Mr. Bennett is referring to the two conceptions of positive and negative liberty.
If Kos is sincere about seeking a sensible partnership, this again
highlights how little he studies the fundamental issues. Libertarians
generally adhere to a "negative liberty" mental framework while the
more statist political ideologies advocate a "positive liberty"
mindset. There are exceptions to this. For example, I remember (but
can’t find at the moment) Kos making some negative-liberty-style
arguments against the drug war, government banning gay marriage, and
government spying. Of course, the smart money is on him ultimately
favoring "positive liberty" arguments leading to government
intervention in any given situation.
I shudder to think about the intellectual acrobatics it would take
to reconcile two 1,000-word Kos-authored essays elucidating his
position on random personal liberty issue (such as bike helmet laws or consensual sex) and random broad economic issue
(such as minimum wage laws or tariffs). The irony being that at their
core, every issue becomes a concretely, painfully personal issue at
some point.

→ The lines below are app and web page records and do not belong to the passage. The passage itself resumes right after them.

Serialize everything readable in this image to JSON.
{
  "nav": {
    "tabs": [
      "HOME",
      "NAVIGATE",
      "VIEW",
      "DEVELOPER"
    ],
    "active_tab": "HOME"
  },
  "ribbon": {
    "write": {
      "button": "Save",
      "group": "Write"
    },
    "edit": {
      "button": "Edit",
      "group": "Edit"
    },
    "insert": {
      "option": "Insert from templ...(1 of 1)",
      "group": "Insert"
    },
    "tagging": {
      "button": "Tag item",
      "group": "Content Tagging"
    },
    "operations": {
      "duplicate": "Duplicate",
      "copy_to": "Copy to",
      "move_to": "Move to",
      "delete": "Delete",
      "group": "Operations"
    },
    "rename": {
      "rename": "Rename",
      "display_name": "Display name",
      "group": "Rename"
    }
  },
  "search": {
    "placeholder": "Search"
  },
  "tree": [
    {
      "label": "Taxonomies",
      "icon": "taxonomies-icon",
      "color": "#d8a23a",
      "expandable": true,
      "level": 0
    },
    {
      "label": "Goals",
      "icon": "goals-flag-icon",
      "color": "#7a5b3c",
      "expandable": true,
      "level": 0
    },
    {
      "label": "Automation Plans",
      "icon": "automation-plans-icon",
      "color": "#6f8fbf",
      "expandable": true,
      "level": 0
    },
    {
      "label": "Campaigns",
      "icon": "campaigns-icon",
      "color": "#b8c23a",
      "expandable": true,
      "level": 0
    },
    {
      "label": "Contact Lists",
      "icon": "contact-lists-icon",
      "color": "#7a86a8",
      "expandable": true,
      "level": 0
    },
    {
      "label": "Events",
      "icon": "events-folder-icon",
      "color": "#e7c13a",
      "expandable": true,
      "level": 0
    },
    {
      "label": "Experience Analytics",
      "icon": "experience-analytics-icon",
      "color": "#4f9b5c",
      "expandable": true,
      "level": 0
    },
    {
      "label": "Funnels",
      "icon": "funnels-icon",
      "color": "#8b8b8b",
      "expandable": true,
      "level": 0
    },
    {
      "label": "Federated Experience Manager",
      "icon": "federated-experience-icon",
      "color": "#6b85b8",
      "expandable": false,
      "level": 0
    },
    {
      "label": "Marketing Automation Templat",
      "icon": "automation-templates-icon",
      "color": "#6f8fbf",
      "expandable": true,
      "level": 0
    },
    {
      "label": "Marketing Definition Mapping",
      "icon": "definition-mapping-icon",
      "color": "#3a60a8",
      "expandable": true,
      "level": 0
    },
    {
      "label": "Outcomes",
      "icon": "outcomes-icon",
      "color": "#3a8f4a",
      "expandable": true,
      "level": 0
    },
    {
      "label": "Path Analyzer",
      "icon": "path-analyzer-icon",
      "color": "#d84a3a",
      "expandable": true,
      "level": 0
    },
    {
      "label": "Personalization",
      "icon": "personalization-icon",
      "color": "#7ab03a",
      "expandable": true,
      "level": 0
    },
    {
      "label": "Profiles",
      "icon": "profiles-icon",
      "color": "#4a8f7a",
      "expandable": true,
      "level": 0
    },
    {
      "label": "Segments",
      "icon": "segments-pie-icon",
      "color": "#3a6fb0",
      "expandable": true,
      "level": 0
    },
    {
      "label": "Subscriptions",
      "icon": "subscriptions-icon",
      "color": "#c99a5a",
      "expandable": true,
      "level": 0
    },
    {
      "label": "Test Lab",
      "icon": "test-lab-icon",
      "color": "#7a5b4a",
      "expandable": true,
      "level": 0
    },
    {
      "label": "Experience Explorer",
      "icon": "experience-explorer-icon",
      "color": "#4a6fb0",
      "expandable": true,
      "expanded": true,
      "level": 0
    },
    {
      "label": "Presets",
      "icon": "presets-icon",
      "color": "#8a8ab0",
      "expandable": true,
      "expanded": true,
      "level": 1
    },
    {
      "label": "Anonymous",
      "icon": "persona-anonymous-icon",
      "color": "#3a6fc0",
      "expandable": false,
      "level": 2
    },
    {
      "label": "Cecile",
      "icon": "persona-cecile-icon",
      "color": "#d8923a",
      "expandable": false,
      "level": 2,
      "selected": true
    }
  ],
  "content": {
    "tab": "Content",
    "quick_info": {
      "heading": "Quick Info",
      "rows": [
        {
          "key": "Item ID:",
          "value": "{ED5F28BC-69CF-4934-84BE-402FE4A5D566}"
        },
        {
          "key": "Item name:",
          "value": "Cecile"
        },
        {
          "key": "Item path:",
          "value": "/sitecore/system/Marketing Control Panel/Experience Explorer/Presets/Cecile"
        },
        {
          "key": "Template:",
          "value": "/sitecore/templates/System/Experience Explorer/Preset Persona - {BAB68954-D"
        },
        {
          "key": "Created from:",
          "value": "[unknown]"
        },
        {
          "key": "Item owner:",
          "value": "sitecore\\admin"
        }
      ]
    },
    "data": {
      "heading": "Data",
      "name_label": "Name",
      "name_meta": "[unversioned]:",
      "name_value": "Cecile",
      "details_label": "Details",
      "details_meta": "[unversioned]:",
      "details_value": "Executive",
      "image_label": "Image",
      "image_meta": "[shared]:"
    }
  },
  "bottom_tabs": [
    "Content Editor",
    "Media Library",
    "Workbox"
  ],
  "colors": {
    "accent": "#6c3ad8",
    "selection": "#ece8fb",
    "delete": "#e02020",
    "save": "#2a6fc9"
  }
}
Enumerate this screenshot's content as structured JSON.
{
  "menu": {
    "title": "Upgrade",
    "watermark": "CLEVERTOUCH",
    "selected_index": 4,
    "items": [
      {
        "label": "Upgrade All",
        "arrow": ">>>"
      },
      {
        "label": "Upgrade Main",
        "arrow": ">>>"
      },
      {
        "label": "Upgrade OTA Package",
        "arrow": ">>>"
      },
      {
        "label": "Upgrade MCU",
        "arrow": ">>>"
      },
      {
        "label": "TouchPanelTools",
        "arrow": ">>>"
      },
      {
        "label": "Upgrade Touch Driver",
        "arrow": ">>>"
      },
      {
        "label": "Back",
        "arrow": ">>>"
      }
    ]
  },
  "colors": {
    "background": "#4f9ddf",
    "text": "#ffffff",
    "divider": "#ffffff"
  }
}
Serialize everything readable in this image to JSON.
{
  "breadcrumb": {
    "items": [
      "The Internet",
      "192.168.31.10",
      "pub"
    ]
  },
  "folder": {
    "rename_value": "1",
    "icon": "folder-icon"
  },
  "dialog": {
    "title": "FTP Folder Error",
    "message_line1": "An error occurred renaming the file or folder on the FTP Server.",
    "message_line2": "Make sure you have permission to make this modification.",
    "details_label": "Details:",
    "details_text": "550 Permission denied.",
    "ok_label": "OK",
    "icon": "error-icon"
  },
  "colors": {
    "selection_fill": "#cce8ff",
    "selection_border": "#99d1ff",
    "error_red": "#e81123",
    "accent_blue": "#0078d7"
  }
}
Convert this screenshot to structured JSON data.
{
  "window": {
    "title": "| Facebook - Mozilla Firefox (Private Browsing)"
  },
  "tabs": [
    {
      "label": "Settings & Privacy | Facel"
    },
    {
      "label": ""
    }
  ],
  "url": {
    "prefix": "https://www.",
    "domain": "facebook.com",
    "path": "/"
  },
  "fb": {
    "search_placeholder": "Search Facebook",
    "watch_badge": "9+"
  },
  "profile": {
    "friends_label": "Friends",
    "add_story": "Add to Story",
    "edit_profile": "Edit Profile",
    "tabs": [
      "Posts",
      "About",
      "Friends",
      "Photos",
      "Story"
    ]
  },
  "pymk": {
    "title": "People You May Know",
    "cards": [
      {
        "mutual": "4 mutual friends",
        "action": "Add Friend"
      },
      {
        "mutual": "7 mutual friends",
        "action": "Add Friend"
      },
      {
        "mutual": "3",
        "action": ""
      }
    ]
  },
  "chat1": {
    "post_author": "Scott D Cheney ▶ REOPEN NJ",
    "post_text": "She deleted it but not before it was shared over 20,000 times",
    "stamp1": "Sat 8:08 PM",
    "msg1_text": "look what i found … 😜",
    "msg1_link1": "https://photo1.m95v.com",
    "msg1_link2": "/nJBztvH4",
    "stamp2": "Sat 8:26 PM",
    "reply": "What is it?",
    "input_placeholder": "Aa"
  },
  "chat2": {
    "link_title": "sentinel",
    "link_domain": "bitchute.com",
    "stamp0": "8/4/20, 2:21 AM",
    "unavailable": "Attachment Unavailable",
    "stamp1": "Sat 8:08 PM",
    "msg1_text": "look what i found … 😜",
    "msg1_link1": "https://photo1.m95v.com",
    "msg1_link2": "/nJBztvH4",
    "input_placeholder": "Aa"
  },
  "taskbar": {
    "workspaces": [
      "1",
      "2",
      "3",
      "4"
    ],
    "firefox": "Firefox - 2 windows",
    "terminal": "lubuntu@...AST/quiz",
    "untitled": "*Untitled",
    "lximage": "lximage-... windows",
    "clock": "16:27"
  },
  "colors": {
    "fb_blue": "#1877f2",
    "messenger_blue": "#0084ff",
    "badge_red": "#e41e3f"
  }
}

Libertarians generally understand this because, in yet
another significant departure from Democrats, they see and analyze the
individual as the fundamental unit of society. Not the class, race,
sex, orientation, religious belief, and so on.
It is good to see Democrats opposing various Republican Party
schemes and elevating their civil liberties rhetoric. However, I am
absolutely convinced that much of this is the result of their dislike
of Bush, today’s GOP, and everything done that can be linked to them.
I’m not at all surprised to see Nancy Pelosi put forward a muddled government-expanding mix of solutions as a hint at what she’d do to redirect the House of Representatives’ agenda.